Vitamins for cats are usually provided by well-balanced cat food formulas. Healthy cats that are well fed do not need vitamin supplements. Only cats recovering from a health condition, senior cats, cats that are anemic, dehydrated or have been losing water due to some other cause are normally prescribed vitamins. The B vitamins are essential for cell building and development, for normal kidney function and energy production. As vitamin B is water soluble, it can easily become scarce. If you notice any of the symptoms of B vitamin deficiency you have to call your veterinarian and get some supplements.

When to Administer B Vitamins for Cats

B vitamins are water-soluble, which means that they are not stored by the body, but rather eliminated through urine. Cats are more prone to B vitamin deficiency than dogs. If your cat has gone without food or water for several days, there is a high chance that he has also lost a lot of B vitamin. A cat that has been on a poor diet can lack B vitamins. The B vitamins may be lost during the processing of certain commercial food.

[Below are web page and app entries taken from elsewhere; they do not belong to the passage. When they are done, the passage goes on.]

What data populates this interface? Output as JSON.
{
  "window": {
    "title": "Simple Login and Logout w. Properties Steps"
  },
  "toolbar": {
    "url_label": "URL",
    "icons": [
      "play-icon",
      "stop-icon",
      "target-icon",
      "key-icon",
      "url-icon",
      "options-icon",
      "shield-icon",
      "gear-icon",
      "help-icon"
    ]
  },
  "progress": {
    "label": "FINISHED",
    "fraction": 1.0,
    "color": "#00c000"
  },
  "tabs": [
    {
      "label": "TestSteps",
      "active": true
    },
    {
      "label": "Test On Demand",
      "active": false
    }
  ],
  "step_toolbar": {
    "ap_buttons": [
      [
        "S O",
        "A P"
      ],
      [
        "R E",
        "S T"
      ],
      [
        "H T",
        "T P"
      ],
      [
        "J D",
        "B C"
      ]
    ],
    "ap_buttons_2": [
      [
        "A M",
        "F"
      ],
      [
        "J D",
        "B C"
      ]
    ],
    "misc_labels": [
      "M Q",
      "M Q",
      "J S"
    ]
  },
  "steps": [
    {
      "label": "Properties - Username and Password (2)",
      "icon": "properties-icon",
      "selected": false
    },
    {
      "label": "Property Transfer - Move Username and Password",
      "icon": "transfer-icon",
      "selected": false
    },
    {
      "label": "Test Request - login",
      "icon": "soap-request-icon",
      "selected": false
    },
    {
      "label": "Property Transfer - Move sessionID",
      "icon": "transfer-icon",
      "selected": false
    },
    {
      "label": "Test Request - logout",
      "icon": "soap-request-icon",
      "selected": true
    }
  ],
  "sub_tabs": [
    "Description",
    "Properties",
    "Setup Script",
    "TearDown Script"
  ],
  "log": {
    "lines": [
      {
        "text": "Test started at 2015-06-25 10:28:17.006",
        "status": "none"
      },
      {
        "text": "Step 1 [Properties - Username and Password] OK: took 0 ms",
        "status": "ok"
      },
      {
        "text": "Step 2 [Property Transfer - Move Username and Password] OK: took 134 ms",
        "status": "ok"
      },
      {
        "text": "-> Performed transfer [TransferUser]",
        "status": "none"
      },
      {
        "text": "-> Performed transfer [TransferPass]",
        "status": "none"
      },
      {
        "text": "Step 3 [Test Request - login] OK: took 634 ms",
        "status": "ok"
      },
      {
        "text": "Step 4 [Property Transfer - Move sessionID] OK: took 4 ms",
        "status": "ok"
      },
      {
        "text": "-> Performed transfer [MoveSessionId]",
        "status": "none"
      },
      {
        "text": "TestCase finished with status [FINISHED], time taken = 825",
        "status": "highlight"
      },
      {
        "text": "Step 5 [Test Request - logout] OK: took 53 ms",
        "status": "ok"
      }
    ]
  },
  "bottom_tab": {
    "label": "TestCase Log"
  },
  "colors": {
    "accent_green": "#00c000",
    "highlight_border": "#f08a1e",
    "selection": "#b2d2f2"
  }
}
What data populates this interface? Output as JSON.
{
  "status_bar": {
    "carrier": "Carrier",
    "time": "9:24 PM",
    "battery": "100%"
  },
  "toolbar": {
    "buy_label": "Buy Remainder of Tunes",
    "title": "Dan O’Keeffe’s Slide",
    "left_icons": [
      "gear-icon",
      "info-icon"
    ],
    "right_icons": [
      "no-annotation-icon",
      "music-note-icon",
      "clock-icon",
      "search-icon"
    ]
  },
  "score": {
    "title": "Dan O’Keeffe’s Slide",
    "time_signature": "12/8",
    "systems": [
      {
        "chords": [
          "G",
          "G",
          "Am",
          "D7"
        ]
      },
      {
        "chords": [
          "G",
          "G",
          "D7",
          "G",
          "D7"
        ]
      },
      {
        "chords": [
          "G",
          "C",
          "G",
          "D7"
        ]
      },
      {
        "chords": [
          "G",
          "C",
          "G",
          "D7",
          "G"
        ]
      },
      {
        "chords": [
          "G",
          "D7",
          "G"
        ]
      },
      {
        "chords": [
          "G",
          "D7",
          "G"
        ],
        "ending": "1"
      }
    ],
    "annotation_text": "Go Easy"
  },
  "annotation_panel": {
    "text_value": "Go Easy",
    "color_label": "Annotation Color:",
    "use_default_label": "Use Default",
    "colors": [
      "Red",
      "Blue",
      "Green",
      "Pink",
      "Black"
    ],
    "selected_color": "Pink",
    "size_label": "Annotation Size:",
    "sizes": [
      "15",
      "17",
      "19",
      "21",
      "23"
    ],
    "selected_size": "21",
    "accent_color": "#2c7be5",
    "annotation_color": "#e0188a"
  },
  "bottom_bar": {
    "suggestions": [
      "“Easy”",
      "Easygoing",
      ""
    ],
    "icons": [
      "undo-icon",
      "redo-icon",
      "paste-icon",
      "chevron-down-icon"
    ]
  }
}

Fish that has not been properly processed can interfere with B vitamin absorption.

The vitamins can be administered in the following situations also:

  • Cats suffering from kidney disease or kidney failure will be prescribed B12 vitamin injections.
  • Veterinarians often prescribe B12 vitamin injections to cats with anemia.
  • Bowel disorders affecting the stomach, intestines or pancreas can affect the absorption of vitamin B.
  • Vomiting or diarrhea cause dehydration and loss of vitamin.
  • Loss of appetite and general lethargy can also be signs that your cat lacks vitamin B. Due to this deficiency, the body is not producing the energy it needs.
  • Severe forms of vitamin B deficiency can lead to seizures and depression in cats

How Vitamin B Is Administered

The B vitamins are available in complex vitamin formulas for cats, but there is no specially formulated B vitamin for cats only. Veterinarians might prescribe B12 (cobalamine) or the B vitamin complex orally or through injections. As oral vitamin B is formulated for humans, it contains sugar and flavors which may not be appealing for a cat. The injections are more often recommended, because they are subcutaneous (given under the skin) and therefore almost pain-free.

If you need to give your cat B12 injections, you should have your veterinarian show you how to administer the shots. The best spot to give the injection is the loose skin in the neck area (the skin a mother grabs her kittens by). Grab the loose skin, insert the needle (you do not need to go deeper than 2 mm) and empty the syringe.

Risks of B Vitamins for Cats

Although vitamin B is not toxic, giving a high dose might cause anaphylactic shock. Animals that are known to be hypersensitive to cobalamine or cobalt should not be given B12.